The volume of spam messages laden with malicious links or attachments is increasing, according to the latest figures.
Symantec's monthly State of Spam report claims that malware-laden messages are far more common than in the first half of the year. The security firm estimates that 1.2 per cent of all email messages sent contains a malicious payload.
Overall, Symantec found that spam comprises some 78 per cent of global email messages.
While attached .zip and .rar archives were the most popular method for spreading malware, researchers also found that embedding attack code within the source code of the message itself is becoming popular.
"The increase began in May 2008 and continues to the present," the company said in the report. "During this period, there has also been an increase in email messages carrying malware payloads, not just links to malicious code."
The majority of the malicious payloads were generic Trojan, downloader and information stealing applications.
Trojan attacks comprised 13.4 per cent of malware detections, while downloads and 'info-stealers' logged 11.8 and 11.1 per cent respectively.
The Pandex Trojan was the most popular single piece of spammed malware, followed by W32.IRCBot and the Goldun Trojan.
China was the most popular origin for malicious spam messages, followed by the Republic of Korea, the US, Thailand and Vietnam.
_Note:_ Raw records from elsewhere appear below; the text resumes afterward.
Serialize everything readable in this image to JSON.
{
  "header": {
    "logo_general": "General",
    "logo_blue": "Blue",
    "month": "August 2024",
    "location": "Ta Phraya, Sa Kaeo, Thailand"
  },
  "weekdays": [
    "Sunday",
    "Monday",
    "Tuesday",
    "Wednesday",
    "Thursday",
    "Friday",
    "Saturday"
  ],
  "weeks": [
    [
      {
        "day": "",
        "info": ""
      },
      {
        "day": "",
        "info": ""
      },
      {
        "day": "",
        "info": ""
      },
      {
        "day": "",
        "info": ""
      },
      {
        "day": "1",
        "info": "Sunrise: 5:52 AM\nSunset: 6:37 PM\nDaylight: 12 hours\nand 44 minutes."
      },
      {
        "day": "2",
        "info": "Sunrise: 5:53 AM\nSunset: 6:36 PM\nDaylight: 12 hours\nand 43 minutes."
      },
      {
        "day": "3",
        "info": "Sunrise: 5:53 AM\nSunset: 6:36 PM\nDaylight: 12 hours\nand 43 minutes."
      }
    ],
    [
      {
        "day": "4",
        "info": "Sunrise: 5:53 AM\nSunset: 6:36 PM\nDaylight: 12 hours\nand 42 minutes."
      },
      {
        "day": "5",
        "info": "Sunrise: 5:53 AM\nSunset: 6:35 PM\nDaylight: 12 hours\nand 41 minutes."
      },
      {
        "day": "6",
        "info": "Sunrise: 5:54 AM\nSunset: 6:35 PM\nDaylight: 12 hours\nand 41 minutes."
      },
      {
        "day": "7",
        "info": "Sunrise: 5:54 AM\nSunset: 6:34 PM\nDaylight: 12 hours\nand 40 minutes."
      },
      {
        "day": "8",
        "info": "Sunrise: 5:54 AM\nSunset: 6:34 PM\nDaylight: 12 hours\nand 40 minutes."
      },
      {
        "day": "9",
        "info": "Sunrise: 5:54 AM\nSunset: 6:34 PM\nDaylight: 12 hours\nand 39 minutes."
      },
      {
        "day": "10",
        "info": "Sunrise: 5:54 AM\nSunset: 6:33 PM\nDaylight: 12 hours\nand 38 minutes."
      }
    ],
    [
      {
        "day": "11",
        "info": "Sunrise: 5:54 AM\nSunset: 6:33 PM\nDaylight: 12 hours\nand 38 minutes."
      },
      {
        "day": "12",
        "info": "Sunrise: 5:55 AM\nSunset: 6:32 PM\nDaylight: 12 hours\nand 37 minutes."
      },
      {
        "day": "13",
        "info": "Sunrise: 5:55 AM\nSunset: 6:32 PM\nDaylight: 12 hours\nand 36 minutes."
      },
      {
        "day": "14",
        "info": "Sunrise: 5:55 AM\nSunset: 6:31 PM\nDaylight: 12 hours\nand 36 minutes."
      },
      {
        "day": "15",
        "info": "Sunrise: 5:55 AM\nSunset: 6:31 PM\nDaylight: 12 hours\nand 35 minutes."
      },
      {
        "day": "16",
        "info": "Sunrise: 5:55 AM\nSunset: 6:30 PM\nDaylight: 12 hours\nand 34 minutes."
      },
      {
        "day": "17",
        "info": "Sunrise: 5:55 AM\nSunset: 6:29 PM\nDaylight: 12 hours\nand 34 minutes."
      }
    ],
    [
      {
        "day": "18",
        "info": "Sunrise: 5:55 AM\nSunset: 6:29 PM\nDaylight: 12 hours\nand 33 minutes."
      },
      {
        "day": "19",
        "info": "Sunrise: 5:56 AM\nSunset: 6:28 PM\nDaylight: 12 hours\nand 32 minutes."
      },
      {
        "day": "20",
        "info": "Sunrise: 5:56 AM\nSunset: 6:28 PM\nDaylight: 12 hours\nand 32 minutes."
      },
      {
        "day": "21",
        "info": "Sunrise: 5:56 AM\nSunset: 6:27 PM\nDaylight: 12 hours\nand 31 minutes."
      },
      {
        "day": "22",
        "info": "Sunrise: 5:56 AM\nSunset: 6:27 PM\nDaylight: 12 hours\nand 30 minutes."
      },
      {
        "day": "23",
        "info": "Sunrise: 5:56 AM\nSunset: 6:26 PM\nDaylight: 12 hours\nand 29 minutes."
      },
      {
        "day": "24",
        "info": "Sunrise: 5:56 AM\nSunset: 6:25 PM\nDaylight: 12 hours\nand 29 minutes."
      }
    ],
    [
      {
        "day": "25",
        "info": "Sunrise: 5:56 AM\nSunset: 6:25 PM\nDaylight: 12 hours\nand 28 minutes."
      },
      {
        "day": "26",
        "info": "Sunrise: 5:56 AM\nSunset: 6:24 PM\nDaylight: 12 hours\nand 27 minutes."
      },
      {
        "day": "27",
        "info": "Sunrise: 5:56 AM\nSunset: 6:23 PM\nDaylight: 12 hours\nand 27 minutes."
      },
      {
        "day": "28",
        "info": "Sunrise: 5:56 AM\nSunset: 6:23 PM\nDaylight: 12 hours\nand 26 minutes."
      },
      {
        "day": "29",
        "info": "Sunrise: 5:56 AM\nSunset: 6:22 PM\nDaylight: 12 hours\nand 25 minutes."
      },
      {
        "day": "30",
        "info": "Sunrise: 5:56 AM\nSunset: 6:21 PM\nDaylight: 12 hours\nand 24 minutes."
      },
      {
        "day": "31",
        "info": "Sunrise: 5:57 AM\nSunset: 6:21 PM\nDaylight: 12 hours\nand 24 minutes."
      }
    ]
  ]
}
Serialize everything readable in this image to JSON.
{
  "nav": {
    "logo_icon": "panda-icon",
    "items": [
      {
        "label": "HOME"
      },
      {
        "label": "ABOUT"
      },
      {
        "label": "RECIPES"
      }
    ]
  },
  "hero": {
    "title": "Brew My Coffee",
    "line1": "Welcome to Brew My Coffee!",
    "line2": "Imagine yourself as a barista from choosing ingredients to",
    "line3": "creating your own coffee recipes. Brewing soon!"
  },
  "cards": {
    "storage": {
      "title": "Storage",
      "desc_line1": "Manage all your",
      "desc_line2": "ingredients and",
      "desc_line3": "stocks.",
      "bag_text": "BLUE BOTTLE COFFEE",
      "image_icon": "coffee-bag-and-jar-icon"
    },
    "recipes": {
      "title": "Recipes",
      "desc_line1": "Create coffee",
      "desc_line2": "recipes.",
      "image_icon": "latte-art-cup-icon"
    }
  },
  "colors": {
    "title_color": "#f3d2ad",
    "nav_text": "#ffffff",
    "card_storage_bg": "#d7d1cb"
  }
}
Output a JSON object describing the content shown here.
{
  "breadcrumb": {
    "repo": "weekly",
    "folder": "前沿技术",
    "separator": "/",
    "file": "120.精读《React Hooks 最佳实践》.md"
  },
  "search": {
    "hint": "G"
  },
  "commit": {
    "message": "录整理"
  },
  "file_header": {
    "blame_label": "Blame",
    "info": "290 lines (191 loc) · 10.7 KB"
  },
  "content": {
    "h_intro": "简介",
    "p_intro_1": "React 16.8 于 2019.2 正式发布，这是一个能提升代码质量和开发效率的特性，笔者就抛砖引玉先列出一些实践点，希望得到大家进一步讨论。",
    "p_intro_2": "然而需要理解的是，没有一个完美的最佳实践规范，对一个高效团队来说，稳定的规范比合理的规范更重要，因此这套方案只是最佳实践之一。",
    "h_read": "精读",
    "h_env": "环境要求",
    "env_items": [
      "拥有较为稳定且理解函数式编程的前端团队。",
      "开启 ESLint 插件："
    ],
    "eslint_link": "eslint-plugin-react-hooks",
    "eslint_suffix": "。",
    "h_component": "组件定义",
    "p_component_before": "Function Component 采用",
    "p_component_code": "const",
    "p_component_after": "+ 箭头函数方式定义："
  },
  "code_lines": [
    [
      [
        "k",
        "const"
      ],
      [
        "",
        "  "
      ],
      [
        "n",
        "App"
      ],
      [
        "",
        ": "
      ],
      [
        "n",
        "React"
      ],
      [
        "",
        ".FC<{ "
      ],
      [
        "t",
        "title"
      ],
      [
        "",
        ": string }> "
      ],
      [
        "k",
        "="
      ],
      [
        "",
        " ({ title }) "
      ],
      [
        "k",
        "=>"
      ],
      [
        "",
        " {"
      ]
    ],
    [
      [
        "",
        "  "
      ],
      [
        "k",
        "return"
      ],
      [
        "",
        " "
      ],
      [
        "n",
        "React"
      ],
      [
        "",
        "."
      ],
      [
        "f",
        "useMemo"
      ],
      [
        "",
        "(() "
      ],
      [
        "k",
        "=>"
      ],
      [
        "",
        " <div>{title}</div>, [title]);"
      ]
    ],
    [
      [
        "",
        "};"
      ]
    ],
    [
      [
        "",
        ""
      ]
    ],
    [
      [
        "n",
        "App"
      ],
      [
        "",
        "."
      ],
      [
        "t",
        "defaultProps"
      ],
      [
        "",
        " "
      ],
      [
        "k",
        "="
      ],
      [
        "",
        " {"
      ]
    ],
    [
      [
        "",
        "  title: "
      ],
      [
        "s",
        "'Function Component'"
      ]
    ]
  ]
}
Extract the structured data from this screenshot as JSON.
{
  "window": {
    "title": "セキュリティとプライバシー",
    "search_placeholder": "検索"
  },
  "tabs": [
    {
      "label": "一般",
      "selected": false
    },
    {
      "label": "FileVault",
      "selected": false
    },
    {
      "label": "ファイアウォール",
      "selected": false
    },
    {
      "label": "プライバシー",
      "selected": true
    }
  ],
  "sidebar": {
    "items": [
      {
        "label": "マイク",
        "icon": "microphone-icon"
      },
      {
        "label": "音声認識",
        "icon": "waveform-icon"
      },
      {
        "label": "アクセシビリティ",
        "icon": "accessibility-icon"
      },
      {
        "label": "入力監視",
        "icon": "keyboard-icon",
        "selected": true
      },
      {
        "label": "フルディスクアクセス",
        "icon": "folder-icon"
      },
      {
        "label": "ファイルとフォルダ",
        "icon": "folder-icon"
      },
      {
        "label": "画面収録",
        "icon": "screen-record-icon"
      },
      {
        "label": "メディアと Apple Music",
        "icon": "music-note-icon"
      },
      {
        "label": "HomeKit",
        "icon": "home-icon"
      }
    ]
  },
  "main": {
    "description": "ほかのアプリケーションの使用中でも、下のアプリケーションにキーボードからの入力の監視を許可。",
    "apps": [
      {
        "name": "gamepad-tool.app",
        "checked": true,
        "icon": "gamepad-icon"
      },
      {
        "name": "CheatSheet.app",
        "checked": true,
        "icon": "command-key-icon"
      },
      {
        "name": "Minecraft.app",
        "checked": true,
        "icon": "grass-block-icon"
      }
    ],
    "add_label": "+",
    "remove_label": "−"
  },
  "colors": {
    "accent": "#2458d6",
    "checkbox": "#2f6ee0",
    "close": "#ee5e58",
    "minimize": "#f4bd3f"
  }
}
Symantec warns of alarming spam trends
By Shaun Nichols on Oct 8, 2008 9:38AM